## Directions for this task
Search the data below for the word "offset" and copy each line that holds it.

## Raw data
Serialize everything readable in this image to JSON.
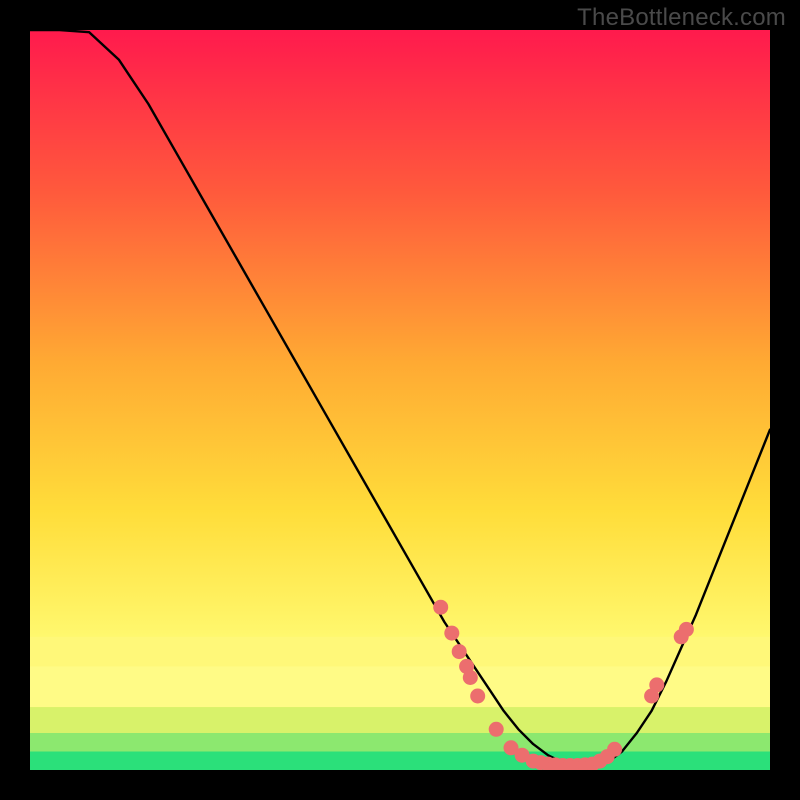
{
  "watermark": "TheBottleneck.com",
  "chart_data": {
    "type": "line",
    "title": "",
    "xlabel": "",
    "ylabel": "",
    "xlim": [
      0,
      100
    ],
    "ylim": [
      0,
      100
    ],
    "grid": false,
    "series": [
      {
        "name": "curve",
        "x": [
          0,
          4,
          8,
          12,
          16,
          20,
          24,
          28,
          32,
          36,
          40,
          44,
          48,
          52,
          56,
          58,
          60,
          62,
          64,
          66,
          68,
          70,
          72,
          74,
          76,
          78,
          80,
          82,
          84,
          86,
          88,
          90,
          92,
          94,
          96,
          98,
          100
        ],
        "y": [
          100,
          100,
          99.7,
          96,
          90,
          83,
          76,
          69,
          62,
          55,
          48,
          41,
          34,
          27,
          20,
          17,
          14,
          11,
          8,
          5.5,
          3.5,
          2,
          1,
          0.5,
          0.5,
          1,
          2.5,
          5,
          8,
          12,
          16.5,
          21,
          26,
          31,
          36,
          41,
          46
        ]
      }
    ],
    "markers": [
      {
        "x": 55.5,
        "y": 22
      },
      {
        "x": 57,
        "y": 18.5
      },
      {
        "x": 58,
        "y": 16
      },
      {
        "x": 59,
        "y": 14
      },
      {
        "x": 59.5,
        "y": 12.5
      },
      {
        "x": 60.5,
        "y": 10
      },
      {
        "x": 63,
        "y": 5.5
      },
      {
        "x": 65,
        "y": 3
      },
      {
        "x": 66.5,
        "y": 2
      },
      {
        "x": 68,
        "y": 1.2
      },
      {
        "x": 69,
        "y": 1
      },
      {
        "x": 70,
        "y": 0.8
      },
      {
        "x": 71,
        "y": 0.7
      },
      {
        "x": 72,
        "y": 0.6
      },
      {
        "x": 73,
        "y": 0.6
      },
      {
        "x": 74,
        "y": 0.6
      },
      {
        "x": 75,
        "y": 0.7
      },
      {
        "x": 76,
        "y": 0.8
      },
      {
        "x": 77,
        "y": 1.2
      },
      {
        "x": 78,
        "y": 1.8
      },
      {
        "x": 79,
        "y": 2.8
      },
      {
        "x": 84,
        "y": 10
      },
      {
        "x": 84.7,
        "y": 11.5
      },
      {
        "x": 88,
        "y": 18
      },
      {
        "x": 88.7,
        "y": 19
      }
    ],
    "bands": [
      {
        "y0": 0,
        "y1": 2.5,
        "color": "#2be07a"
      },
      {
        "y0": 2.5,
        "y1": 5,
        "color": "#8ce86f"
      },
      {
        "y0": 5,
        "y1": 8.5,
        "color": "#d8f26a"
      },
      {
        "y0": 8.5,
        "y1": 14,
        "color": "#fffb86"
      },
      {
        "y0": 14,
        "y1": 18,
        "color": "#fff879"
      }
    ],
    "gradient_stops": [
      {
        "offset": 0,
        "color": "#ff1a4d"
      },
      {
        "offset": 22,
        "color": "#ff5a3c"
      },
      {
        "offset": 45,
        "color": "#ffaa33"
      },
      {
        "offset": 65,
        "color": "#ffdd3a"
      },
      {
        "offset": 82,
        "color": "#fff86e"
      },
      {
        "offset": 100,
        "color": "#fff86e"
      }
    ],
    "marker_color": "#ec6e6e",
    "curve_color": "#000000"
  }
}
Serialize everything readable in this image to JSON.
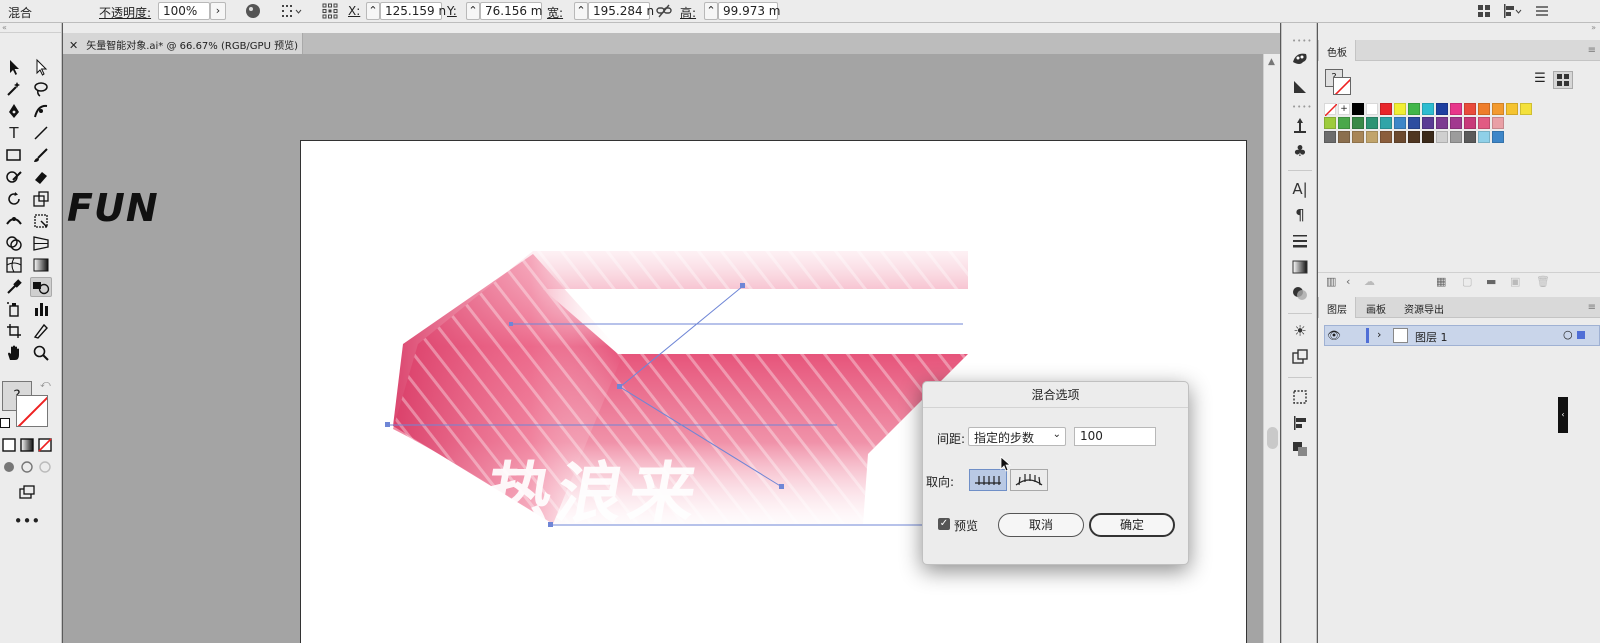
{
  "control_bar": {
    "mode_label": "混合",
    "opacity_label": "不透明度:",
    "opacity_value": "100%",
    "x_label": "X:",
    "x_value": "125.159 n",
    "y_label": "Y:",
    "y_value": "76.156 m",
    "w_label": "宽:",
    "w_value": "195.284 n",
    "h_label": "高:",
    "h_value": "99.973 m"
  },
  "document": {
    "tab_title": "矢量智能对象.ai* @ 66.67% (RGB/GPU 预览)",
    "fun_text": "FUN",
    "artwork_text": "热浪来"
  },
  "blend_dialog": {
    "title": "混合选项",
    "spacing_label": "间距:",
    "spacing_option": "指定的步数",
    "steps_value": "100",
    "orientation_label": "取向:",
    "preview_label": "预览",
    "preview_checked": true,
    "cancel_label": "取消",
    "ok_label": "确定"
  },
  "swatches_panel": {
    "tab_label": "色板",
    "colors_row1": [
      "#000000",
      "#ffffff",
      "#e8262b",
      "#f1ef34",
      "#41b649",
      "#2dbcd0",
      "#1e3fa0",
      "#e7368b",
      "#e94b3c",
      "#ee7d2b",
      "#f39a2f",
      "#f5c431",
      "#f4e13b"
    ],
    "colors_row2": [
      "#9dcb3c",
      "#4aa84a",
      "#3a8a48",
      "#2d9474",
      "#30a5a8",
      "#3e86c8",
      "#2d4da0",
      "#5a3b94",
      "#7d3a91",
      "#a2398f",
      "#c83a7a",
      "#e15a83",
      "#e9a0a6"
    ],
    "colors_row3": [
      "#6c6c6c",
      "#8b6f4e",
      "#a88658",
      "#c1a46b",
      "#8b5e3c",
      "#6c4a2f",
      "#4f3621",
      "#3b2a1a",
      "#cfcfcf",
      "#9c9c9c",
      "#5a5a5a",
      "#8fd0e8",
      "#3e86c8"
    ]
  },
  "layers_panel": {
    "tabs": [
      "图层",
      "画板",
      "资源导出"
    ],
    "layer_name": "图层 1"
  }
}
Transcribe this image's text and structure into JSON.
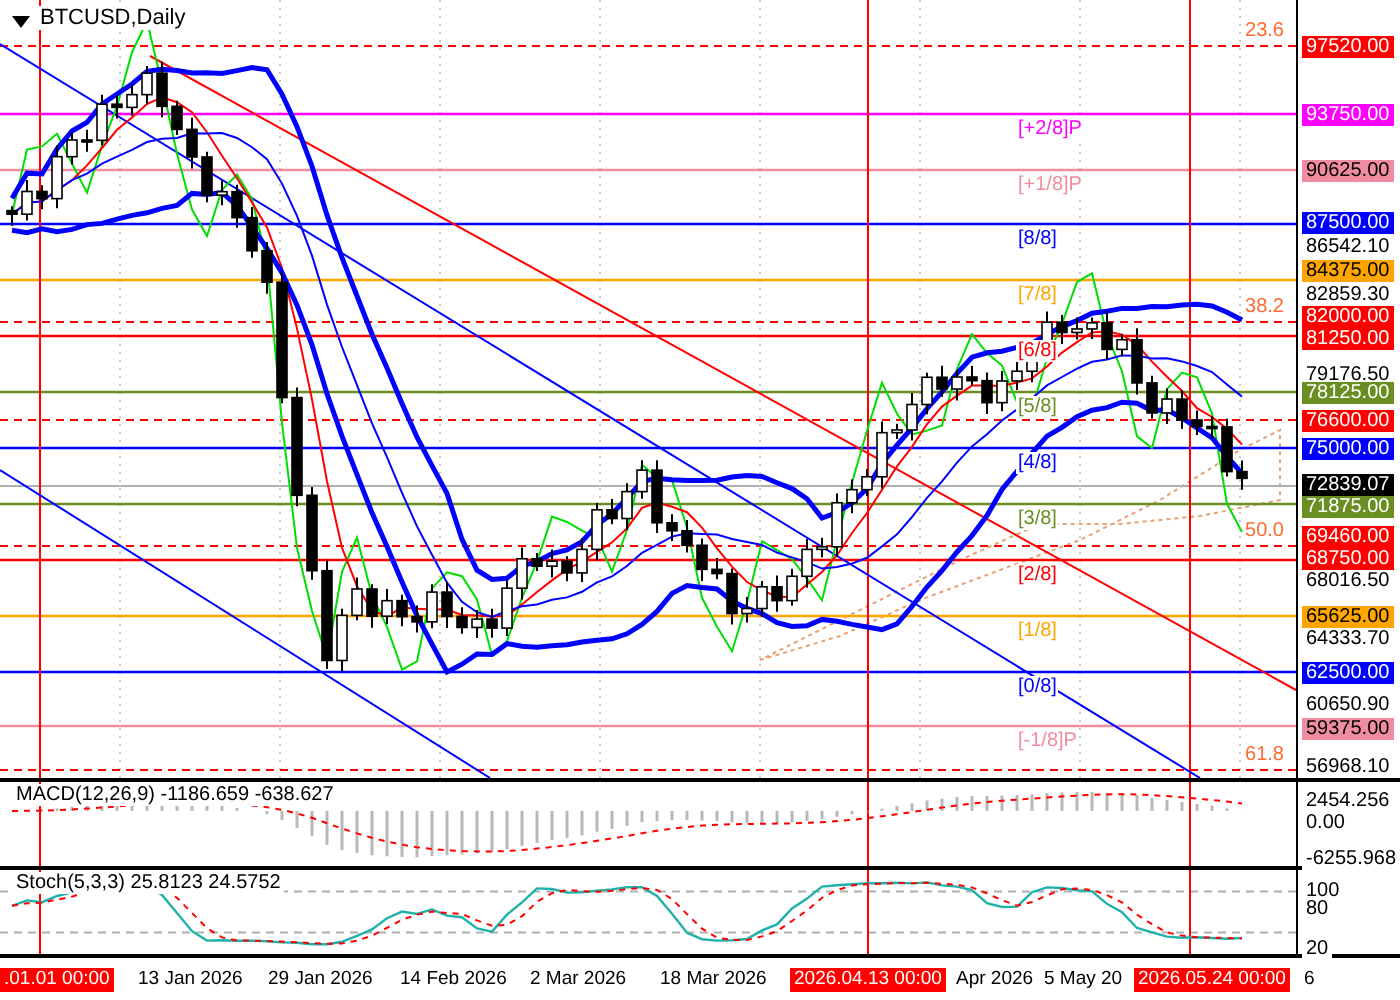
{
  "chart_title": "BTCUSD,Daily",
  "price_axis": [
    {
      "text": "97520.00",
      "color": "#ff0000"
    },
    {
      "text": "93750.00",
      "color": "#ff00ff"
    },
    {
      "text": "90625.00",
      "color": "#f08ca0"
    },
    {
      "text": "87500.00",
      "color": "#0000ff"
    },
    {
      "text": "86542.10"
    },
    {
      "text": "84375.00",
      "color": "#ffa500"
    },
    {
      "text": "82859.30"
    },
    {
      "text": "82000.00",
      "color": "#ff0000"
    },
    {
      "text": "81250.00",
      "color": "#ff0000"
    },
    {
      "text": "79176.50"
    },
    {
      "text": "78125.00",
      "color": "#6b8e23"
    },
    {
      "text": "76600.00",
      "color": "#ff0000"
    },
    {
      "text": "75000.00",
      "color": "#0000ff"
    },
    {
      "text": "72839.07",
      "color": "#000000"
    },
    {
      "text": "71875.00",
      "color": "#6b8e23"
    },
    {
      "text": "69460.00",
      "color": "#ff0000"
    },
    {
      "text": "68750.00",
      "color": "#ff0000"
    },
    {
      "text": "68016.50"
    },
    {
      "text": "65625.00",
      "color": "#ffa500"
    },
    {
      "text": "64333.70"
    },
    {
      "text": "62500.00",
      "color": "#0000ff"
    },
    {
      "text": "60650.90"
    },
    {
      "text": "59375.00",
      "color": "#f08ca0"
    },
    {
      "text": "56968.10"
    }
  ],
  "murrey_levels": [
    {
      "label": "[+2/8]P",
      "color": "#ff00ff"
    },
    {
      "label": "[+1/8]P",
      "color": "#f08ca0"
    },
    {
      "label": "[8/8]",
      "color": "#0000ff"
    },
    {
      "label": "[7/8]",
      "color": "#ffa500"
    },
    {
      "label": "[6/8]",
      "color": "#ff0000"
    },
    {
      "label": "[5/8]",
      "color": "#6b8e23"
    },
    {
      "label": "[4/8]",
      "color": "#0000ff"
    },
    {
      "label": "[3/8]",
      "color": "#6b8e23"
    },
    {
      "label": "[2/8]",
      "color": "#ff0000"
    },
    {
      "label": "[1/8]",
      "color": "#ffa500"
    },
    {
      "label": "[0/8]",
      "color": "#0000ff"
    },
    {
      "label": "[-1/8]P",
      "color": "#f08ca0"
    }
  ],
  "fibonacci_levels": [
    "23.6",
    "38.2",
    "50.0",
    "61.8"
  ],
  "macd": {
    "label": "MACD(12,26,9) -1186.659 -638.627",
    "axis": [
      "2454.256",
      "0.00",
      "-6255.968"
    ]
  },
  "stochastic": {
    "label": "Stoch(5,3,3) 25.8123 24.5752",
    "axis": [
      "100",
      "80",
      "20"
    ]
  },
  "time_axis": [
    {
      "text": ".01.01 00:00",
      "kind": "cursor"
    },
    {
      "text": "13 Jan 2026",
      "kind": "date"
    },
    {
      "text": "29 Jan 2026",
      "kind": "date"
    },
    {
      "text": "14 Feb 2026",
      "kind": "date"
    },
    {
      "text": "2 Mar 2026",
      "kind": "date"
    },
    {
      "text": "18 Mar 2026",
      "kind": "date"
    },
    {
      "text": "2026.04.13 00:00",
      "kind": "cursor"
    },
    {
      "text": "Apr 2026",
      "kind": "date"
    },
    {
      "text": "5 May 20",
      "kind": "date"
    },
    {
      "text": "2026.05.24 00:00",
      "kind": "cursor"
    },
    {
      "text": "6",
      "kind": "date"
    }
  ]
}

## Answer space
        "offset": 0,
        "offset": 22,
        "offset": 45,
        "offset": 65,
        "offset": 82,
        "offset": 100,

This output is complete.